Academic Crossover and Functional Differentiation of Universities


This study is motivated by a theoretical deficiency in the research on internal resource allocation and functional differentiation of higher education institutions in relation with their prestige maximizing behaviors. Our finding, despite its purely theoretical nature, suggests that a prestige-maximizing college or university achieves the highest potential prestige by optimally allocating its limited resources and equalizing the prestige of the closely associated academic departments or disciplines. The result certainly indicates that the interdisciplinary activities and functional differentiation, which represent two major efforts found in the recent higher education community, have indeed counteractive effects on their separate objectives.

Share and Cite:

Y. Abe and S. Watanabe, "Academic Crossover and Functional Differentiation of Universities," Theoretical Economics Letters, Vol. 2 No. 3, 2012, pp. 337-340. doi: 10.4236/tel.2012.23061.

Conflicts of Interest

The authors declare no conflicts of interest.

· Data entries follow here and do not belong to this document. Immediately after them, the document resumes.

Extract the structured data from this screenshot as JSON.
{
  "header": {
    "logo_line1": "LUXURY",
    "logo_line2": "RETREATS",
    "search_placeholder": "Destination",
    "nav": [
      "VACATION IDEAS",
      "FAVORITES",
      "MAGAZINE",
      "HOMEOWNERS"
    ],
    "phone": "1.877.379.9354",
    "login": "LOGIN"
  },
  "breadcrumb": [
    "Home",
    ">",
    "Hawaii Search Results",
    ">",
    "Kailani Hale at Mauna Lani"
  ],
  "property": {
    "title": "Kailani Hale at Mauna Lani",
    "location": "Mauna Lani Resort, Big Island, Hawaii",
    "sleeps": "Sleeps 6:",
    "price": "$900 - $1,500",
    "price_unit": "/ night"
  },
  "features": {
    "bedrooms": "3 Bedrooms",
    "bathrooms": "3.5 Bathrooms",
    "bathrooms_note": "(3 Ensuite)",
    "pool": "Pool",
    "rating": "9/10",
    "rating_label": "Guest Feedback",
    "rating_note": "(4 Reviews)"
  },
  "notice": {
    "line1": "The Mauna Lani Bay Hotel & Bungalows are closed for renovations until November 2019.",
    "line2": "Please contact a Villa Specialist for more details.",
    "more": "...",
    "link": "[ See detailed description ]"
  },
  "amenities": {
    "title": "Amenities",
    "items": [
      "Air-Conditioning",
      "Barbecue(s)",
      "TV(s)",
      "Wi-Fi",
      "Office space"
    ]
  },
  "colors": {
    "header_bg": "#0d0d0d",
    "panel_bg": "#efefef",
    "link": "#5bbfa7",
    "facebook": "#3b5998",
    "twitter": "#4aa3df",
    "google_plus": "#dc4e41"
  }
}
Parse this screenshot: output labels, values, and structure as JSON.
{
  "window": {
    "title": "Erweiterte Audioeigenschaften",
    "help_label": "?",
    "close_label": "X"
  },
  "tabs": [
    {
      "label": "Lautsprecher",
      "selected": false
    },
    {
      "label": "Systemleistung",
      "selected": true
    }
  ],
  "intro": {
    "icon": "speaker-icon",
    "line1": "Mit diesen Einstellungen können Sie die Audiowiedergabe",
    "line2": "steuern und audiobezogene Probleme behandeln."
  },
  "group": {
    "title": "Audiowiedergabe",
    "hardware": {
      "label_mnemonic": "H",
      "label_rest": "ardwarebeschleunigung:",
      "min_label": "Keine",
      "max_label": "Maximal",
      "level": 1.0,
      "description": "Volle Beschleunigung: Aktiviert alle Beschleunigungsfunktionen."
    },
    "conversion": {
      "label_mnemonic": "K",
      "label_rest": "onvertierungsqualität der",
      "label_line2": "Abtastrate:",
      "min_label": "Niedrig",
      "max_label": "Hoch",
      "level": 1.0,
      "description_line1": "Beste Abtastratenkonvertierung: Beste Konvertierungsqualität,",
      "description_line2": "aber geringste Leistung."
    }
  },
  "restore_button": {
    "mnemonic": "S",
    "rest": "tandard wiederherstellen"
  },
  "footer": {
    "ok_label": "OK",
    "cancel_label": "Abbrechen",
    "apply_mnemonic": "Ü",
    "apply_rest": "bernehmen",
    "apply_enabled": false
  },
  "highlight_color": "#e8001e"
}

[1] P. J. Gumport and M. N. Bastedo, “Academic Stratification and Endemic Conflict: Remedial Education Policy at CUNY,” The Review of Higher Education, Vol. 24, No. 4, 2001, pp. 333-349. doi:10.1353/rhe.2001.0009
[2] C. Nelms, K. R. R. G. Louis, F. C. Richardson, M. Roberts, J. Schmit and M. Wilkerson, “Mission Differentiation at Indiana University: Eight Campus Identity, One Shared Destiny,” Final Report of the Mission Differentiation Project, 2005.
[3] Y. Abe and S. P. Watanabe, “A New Approach to Analyzing University Prestige and Internal Resource Allocation: Geometric Interpretations and Implications,” Research and Occasional Paper Series, University of California, Berkeley, 2012.
[4] Y. Abe and S. P. Watanabe, “A Theory of Optimal Resource Allocation and Prestige Maximization of Universities,” Unpublished Working Paper, 2012.
[5] Y. Abe and S. P. Watanabe, “The Impact of Different Funding Schemes on Functional Differentiation of Universities,” Unpublished Working Paper, 2012.
[6] W. J. Baumol, J. C. Panzar and R. D. Willig, “Contestable Markets and the Theory of Industry Structure,” Marcourt Brace Jovanovich, New York, 1982.
[7] D. W. Breneman, “The Ph.D. Production Process,” In: J. T. Froomkin, D. T. Jamison and R. Radner, Eds., Education as an Industry, National Bureau of Economic Research, Cambridge, 1976, pp. 1-52.
[8] D. J. Brewer, S. M. Gates and C. A. Goldman, “In Pursuit of Prestige: Strategy and Competition in US Higher Education,” Transaction Publishers, Piscataway, 2001.
[9] P. Cyrenne and H. Grant, “University Decision Making and Prestige: An Empirical Study,” Economics of Education Review, Vol. 28, No. 2, 2009, pp. 237-248. doi:10.1016/j.econedurev.2008.06.001
[10] E. Del Rey, “Teaching versus Research: A Model of State University Competition,” Journal of Urban Economics, Vol. 49, No. 2, 2001, pp. 356-373. doi:10.1006/juec.2000.2193

Copyright © 2023 by authors and Scientific Research Publishing Inc.

Creative Commons License

This work and the related PDF file are licensed under a Creative Commons Attribution 4.0 International License.